Because the bans on fertilizer are not really about emissions, although that is how they are characterizing them. What the fertilizer ban is really about is limiting the consumption of natural gas used in its manufacture.
@aspnaz: “The USA is spending money but not losing people, so it can keep doing this fight as long as the USD exists…”
I believe you put your finger on something important there. Another good motive for the other global players to want to dethrone the USD.
@Polemos; Long and thoughtful post, thank you.
@aspnaz: I agree, esp. about China and Taiwan. I have been married to a Taiwanese woman for over 40 years now, and we have spent months at a time in Taiwan off and on over the years. I am always treated quite well and have no difficulty getting around and doing things. But despite seeing the occasional Westerner, there is always a feeling of being an outsider.
@MaxwellQuest: I agree, and had forgotten all about that particular motive, which I think is perhaps even better than the one I wrote about earlier.
AFKTT: “The fact that ‘preparations for nuclear war’ articles are popping up all over suggests someone has a plan to do something diabolical.”
I tend to believe that if actual nuclear war was (intentionally) in the cards, the ground would probably not be laid with advance advertising–it would just get dropped on our heads unannounced. More likely this is some kind of scare campaign, similar to the “mass die-offs” we were promised in the wake of Covid’s march across the planet. Both intended to get the public to do something or accept something, but in themselves not a reflection of actual happening.

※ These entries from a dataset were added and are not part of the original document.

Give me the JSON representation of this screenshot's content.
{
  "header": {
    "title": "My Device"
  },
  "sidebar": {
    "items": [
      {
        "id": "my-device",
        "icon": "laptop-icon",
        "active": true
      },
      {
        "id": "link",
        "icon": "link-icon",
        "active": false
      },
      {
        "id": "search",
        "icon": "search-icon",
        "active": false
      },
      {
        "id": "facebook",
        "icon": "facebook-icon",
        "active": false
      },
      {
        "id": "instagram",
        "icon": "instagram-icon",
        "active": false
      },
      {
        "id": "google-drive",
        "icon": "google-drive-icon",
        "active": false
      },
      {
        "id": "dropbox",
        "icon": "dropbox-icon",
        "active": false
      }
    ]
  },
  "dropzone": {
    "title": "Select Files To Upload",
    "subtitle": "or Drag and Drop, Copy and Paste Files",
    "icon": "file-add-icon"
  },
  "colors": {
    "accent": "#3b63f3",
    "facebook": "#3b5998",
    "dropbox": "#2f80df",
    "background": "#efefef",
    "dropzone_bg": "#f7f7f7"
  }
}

Lots of chatter these days about immigration all over the Western world. TPTB seem intent on facilitating it to the maximum, pressing on despite significant opposition to the policy from the general public in most countries. They keep shoving in more and more of the world’s destitute. Here in the US we are certainly doing our share since “Biden” took over.
One has to ask–why? The usual explanations are either 1) cheap labor or 2) creating voters for the party that believes it can gain from such a strategy. But after due consideration, I believe that the real reason is the simple strategy of filling up Western society with people who have relatively low expectations.
TPTB are planning to take away the last few remaining punch bowls from the general population (in the name of their own greed, saving the planet, as necessitated by planetary resource exhaustion, or some combination thereof, or whatever). When we start moving into this phase (I believe quite soon now), those who are coming from wretchedness will still consider themselves much better off, and will be the natural allies of TPTB.
Regarding the government’s tendency to classify virtually everything, one big reason is usually overlooked–the fact that it is easy. Back in the 70s when I was getting trained by the military in nuclear technology, later subjects did indeed deal with details of the technology that were somewhat closely guarded. But the early part of the training was just math and physics, all stuff that you could easily find in college textbooks. But we were required to stamp every page of notes we took with a rubber stamp “CONFIDENTIAL-NOFORN”. It was just because no one could be bothered to review each page to decide if anything confidential might actually be on there.
Dr. D’s dissertation on “terrorism” is on the spot. “The word “Terrorist” like the word “Racist” now means all things.” Since 9/11, the word has become increasingly abused to the point where it is now both alarming and at the same time just tiresome. But one thing I feel pretty confident of is that when two governments are conducting Modern War on one another, neither can really call any action its opponent takes against it “terrorism.”
@zerosum: Re your link to “Where the Fuck Did Everybody Go”, I have asked myself this exact question numerous times in a couple of different ways: 1) If all-cause deaths were much higher than normal but this fact was not publicized, would anyone notice/know? Or 2) How much would an increase in all-cause deaths have to rise to become noticeable to most of us? This is the first time I’ve seen anyone else asking these questions.